## RECORDS SHOWN
------------------------------

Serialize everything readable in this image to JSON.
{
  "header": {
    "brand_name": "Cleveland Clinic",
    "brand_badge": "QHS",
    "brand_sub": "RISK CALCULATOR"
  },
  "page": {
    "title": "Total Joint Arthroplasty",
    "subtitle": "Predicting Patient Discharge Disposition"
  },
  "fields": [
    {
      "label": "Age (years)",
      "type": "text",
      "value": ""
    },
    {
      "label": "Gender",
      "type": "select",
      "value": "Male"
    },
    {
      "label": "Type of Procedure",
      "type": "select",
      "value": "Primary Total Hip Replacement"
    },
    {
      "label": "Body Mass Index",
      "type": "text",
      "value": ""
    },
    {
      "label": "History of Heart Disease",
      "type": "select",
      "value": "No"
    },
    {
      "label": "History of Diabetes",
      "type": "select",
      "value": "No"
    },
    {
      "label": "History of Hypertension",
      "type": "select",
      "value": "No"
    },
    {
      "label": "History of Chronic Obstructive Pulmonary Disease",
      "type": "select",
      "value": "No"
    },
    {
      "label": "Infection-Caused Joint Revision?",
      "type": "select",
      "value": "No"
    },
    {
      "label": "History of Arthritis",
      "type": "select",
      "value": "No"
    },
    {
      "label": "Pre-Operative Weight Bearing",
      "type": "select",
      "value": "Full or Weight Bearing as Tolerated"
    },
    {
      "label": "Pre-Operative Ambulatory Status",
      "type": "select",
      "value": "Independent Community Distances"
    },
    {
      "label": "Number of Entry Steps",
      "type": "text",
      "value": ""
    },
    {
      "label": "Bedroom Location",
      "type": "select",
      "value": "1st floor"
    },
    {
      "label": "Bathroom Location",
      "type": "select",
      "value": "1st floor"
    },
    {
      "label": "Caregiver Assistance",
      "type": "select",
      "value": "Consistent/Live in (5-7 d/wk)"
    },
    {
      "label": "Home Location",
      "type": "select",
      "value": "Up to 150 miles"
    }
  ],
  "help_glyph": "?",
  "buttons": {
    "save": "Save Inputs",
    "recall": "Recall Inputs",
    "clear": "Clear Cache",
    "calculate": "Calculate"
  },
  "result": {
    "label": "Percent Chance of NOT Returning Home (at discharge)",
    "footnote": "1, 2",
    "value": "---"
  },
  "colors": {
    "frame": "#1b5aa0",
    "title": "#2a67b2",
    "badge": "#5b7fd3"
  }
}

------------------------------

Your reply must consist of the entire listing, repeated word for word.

## COMPLETED TASK
Serialize everything readable in this image to JSON.
{
  "header": {
    "brand_name": "Cleveland Clinic",
    "brand_badge": "QHS",
    "brand_sub": "RISK CALCULATOR"
  },
  "page": {
    "title": "Total Joint Arthroplasty",
    "subtitle": "Predicting Patient Discharge Disposition"
  },
  "fields": [
    {
      "label": "Age (years)",
      "type": "text",
      "value": ""
    },
    {
      "label": "Gender",
      "type": "select",
      "value": "Male"
    },
    {
      "label": "Type of Procedure",
      "type": "select",
      "value": "Primary Total Hip Replacement"
    },
    {
      "label": "Body Mass Index",
      "type": "text",
      "value": ""
    },
    {
      "label": "History of Heart Disease",
      "type": "select",
      "value": "No"
    },
    {
      "label": "History of Diabetes",
      "type": "select",
      "value": "No"
    },
    {
      "label": "History of Hypertension",
      "type": "select",
      "value": "No"
    },
    {
      "label": "History of Chronic Obstructive Pulmonary Disease",
      "type": "select",
      "value": "No"
    },
    {
      "label": "Infection-Caused Joint Revision?",
      "type": "select",
      "value": "No"
    },
    {
      "label": "History of Arthritis",
      "type": "select",
      "value": "No"
    },
    {
      "label": "Pre-Operative Weight Bearing",
      "type": "select",
      "value": "Full or Weight Bearing as Tolerated"
    },
    {
      "label": "Pre-Operative Ambulatory Status",
      "type": "select",
      "value": "Independent Community Distances"
    },
    {
      "label": "Number of Entry Steps",
      "type": "text",
      "value": ""
    },
    {
      "label": "Bedroom Location",
      "type": "select",
      "value": "1st floor"
    },
    {
      "label": "Bathroom Location",
      "type": "select",
      "value": "1st floor"
    },
    {
      "label": "Caregiver Assistance",
      "type": "select",
      "value": "Consistent/Live in (5-7 d/wk)"
    },
    {
      "label": "Home Location",
      "type": "select",
      "value": "Up to 150 miles"
    }
  ],
  "help_glyph": "?",
  "buttons": {
    "save": "Save Inputs",
    "recall": "Recall Inputs",
    "clear": "Clear Cache",
    "calculate": "Calculate"
  },
  "result": {
    "label": "Percent Chance of NOT Returning Home (at discharge)",
    "footnote": "1, 2",
    "value": "---"
  },
  "colors": {
    "frame": "#1b5aa0",
    "title": "#2a67b2",
    "badge": "#5b7fd3"
  }
}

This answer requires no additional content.